The task: Each entry below is to be written out exactly, and the pictures are to be left out.

BEGIN Recorded data

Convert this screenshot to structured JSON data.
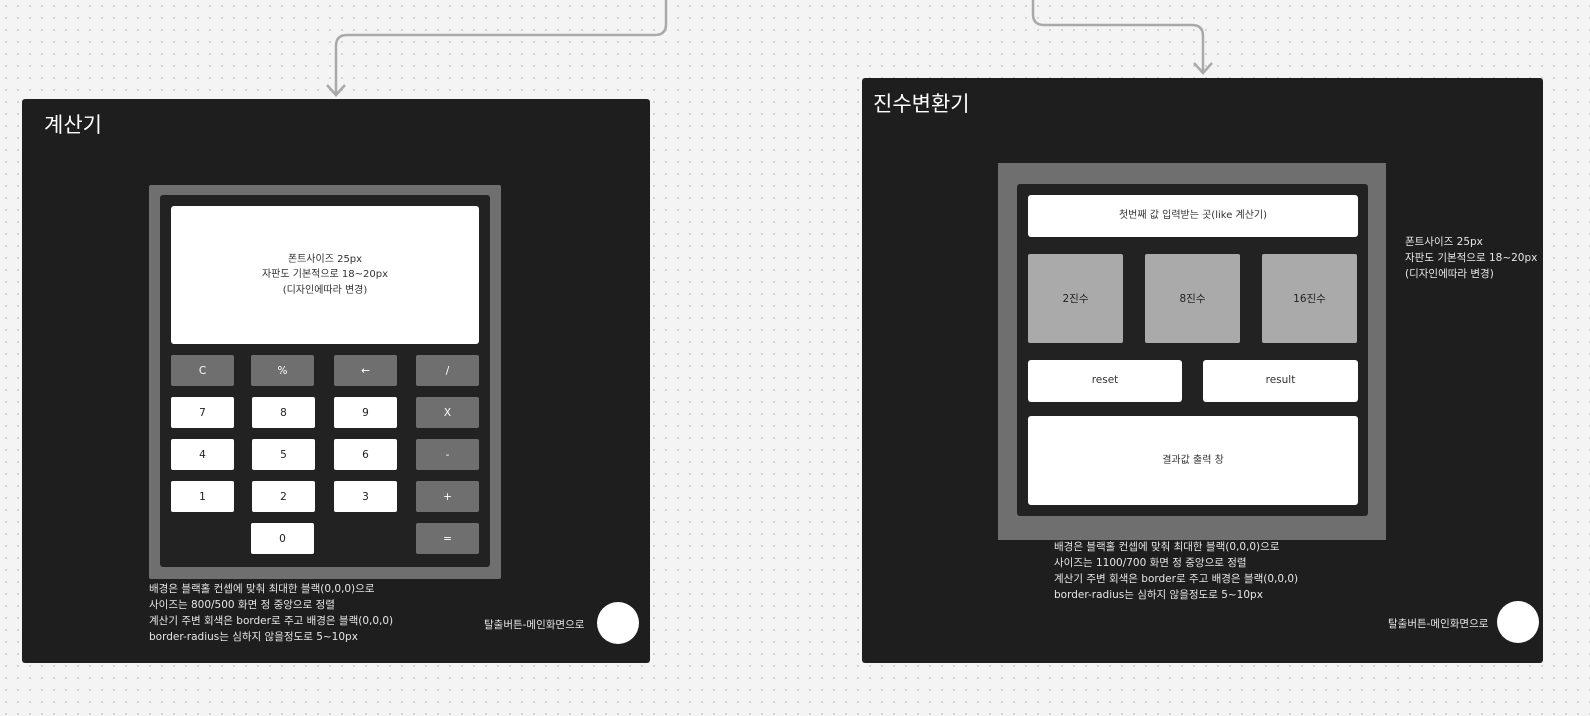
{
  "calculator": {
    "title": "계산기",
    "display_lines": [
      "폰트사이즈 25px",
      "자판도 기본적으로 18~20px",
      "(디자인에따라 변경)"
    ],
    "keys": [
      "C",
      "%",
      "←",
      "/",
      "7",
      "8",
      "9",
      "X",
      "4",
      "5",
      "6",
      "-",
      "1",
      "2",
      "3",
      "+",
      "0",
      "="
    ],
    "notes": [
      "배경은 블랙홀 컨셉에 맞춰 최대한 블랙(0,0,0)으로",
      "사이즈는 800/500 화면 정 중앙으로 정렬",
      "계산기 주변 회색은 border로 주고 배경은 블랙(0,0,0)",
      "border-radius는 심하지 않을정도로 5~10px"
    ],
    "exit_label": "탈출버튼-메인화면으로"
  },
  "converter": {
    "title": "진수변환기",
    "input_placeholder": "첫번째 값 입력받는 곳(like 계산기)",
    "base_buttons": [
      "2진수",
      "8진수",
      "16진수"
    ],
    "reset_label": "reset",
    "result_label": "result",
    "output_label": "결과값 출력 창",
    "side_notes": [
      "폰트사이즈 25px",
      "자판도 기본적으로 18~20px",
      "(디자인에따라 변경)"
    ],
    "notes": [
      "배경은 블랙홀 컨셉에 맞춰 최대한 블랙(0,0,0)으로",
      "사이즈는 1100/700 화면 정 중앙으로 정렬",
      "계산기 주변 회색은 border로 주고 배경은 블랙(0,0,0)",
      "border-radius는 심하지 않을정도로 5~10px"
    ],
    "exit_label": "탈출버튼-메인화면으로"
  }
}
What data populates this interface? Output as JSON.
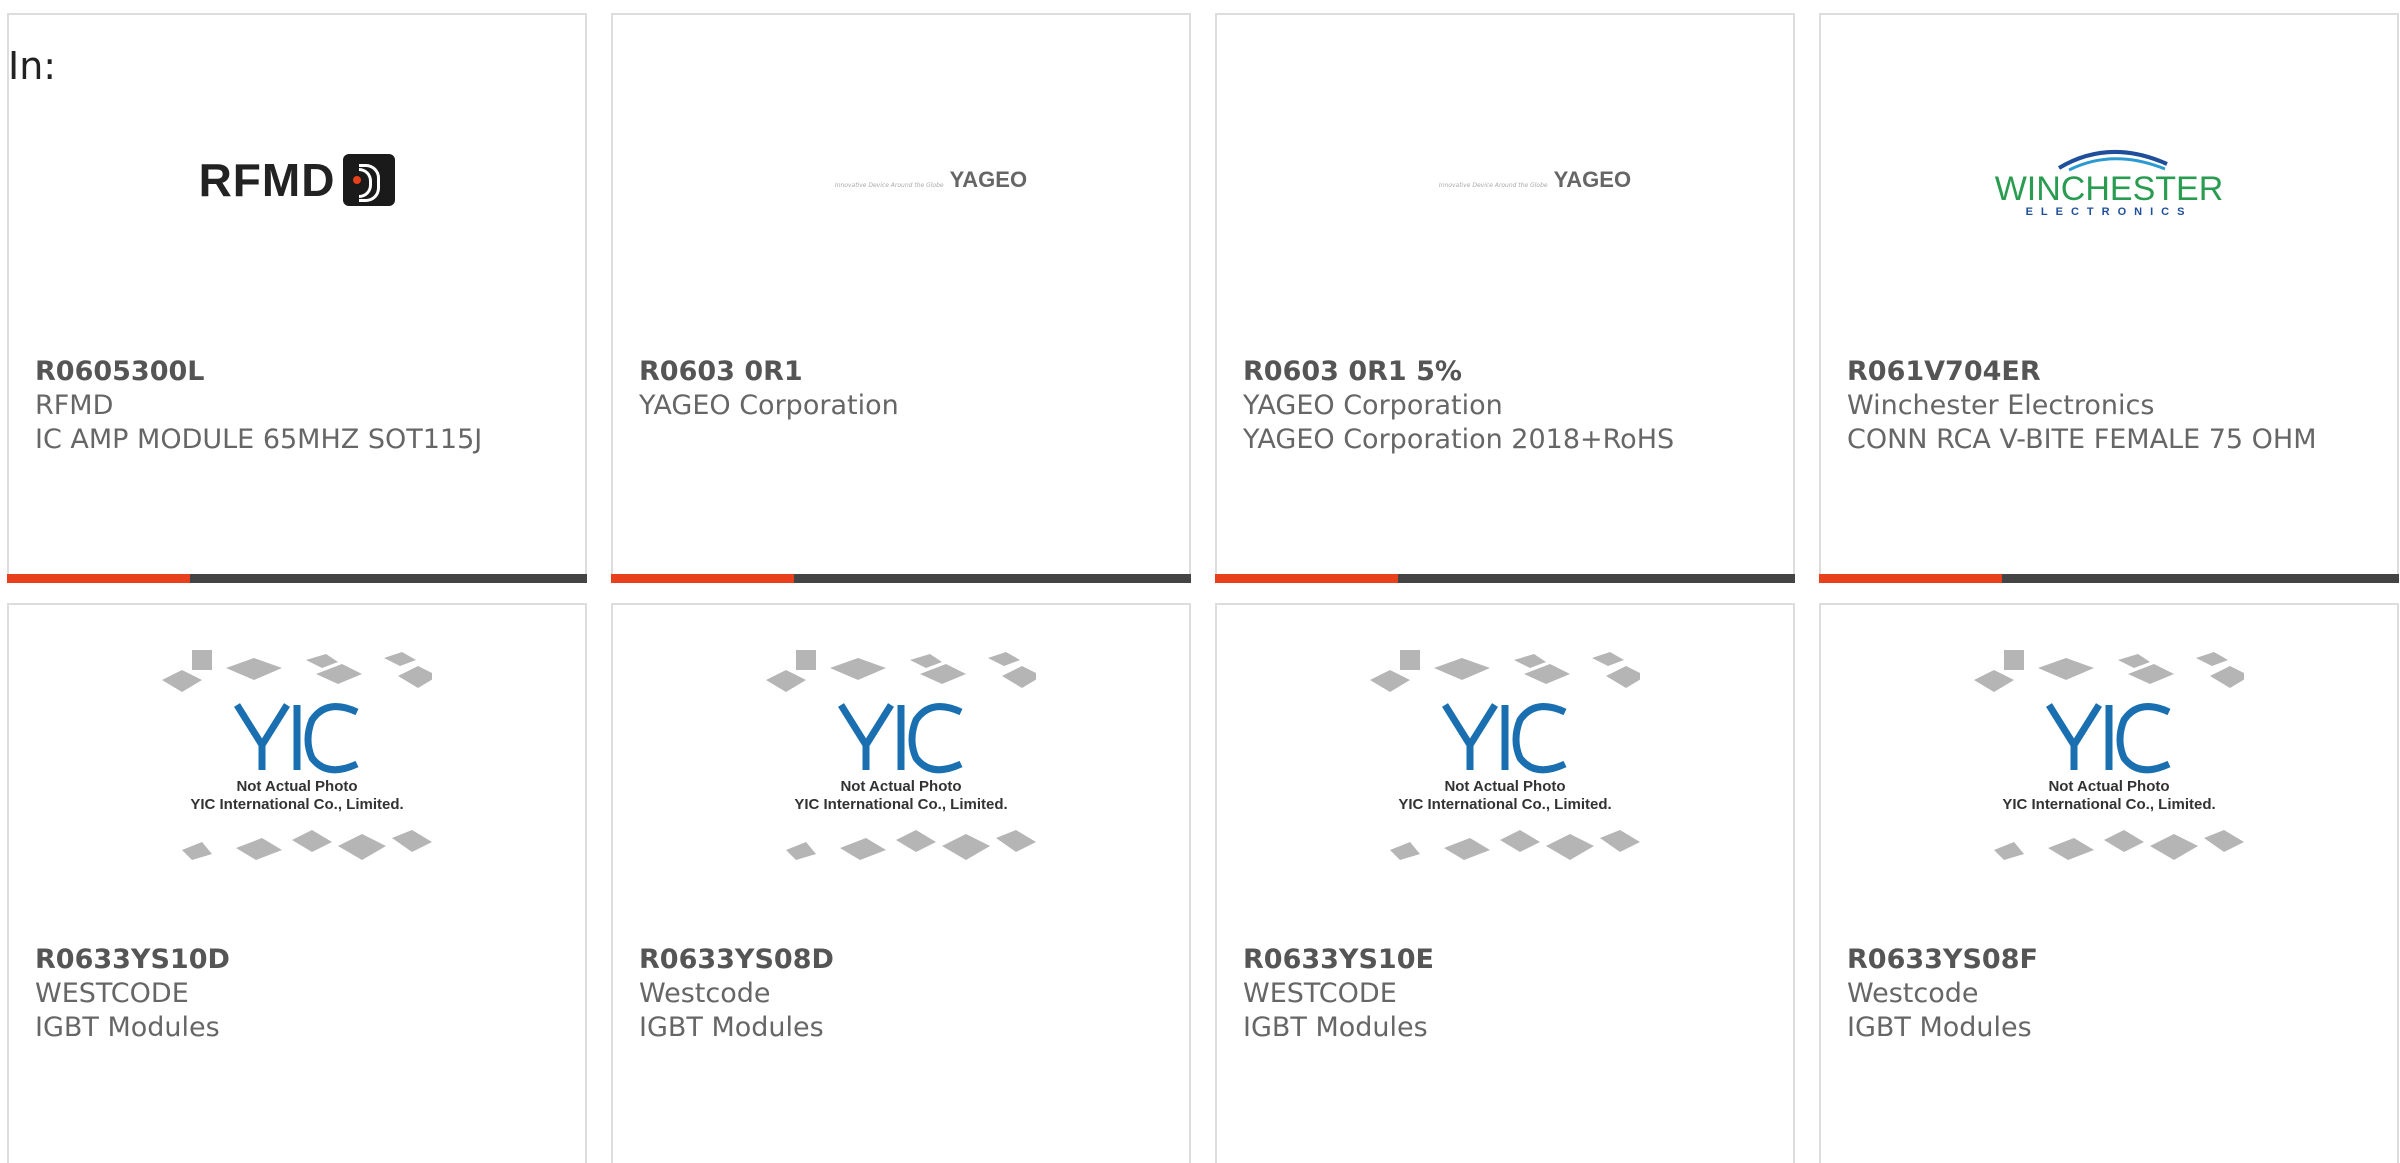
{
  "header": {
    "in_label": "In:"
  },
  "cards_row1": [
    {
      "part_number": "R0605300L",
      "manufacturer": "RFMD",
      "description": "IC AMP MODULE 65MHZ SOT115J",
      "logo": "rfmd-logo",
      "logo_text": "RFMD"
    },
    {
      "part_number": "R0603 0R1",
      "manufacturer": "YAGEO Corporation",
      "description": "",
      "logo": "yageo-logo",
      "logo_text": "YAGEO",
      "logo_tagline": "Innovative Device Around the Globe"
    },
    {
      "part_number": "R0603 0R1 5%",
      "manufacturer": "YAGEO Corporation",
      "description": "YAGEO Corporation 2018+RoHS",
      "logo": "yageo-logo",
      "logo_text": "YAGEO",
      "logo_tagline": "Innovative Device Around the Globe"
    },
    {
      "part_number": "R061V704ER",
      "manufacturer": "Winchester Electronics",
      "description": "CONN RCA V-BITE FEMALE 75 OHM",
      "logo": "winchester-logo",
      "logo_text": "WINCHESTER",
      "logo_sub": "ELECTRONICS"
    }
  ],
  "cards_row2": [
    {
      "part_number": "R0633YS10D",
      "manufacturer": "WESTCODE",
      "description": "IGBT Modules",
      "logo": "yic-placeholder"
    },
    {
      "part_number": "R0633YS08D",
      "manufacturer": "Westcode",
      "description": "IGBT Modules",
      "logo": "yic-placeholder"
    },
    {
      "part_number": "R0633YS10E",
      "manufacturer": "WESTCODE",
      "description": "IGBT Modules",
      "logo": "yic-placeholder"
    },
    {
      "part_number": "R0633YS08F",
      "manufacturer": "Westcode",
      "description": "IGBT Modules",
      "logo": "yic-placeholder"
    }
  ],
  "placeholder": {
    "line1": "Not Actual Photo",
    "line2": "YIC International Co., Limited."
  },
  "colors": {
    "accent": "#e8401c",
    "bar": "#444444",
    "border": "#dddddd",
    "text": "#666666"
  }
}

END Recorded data

Solution to this exercise:
Convert this screenshot to structured JSON data.
{
  "calculator": {
    "title": "계산기",
    "display_lines": [
      "폰트사이즈 25px",
      "자판도 기본적으로 18~20px",
      "(디자인에따라 변경)"
    ],
    "keys": [
      "C",
      "%",
      "←",
      "/",
      "7",
      "8",
      "9",
      "X",
      "4",
      "5",
      "6",
      "-",
      "1",
      "2",
      "3",
      "+",
      "0",
      "="
    ],
    "notes": [
      "배경은 블랙홀 컨셉에 맞춰 최대한 블랙(0,0,0)으로",
      "사이즈는 800/500 화면 정 중앙으로 정렬",
      "계산기 주변 회색은 border로 주고 배경은 블랙(0,0,0)",
      "border-radius는 심하지 않을정도로 5~10px"
    ],
    "exit_label": "탈출버튼-메인화면으로"
  },
  "converter": {
    "title": "진수변환기",
    "input_placeholder": "첫번째 값 입력받는 곳(like 계산기)",
    "base_buttons": [
      "2진수",
      "8진수",
      "16진수"
    ],
    "reset_label": "reset",
    "result_label": "result",
    "output_label": "결과값 출력 창",
    "side_notes": [
      "폰트사이즈 25px",
      "자판도 기본적으로 18~20px",
      "(디자인에따라 변경)"
    ],
    "notes": [
      "배경은 블랙홀 컨셉에 맞춰 최대한 블랙(0,0,0)으로",
      "사이즈는 1100/700 화면 정 중앙으로 정렬",
      "계산기 주변 회색은 border로 주고 배경은 블랙(0,0,0)",
      "border-radius는 심하지 않을정도로 5~10px"
    ],
    "exit_label": "탈출버튼-메인화면으로"
  }
}
What data populates this interface? Output as JSON.
{
  "header": {
    "in_label": "In:"
  },
  "cards_row1": [
    {
      "part_number": "R0605300L",
      "manufacturer": "RFMD",
      "description": "IC AMP MODULE 65MHZ SOT115J",
      "logo": "rfmd-logo",
      "logo_text": "RFMD"
    },
    {
      "part_number": "R0603 0R1",
      "manufacturer": "YAGEO Corporation",
      "description": "",
      "logo": "yageo-logo",
      "logo_text": "YAGEO",
      "logo_tagline": "Innovative Device Around the Globe"
    },
    {
      "part_number": "R0603 0R1 5%",
      "manufacturer": "YAGEO Corporation",
      "description": "YAGEO Corporation 2018+RoHS",
      "logo": "yageo-logo",
      "logo_text": "YAGEO",
      "logo_tagline": "Innovative Device Around the Globe"
    },
    {
      "part_number": "R061V704ER",
      "manufacturer": "Winchester Electronics",
      "description": "CONN RCA V-BITE FEMALE 75 OHM",
      "logo": "winchester-logo",
      "logo_text": "WINCHESTER",
      "logo_sub": "ELECTRONICS"
    }
  ],
  "cards_row2": [
    {
      "part_number": "R0633YS10D",
      "manufacturer": "WESTCODE",
      "description": "IGBT Modules",
      "logo": "yic-placeholder"
    },
    {
      "part_number": "R0633YS08D",
      "manufacturer": "Westcode",
      "description": "IGBT Modules",
      "logo": "yic-placeholder"
    },
    {
      "part_number": "R0633YS10E",
      "manufacturer": "WESTCODE",
      "description": "IGBT Modules",
      "logo": "yic-placeholder"
    },
    {
      "part_number": "R0633YS08F",
      "manufacturer": "Westcode",
      "description": "IGBT Modules",
      "logo": "yic-placeholder"
    }
  ],
  "placeholder": {
    "line1": "Not Actual Photo",
    "line2": "YIC International Co., Limited."
  },
  "colors": {
    "accent": "#e8401c",
    "bar": "#444444",
    "border": "#dddddd",
    "text": "#666666"
  }
}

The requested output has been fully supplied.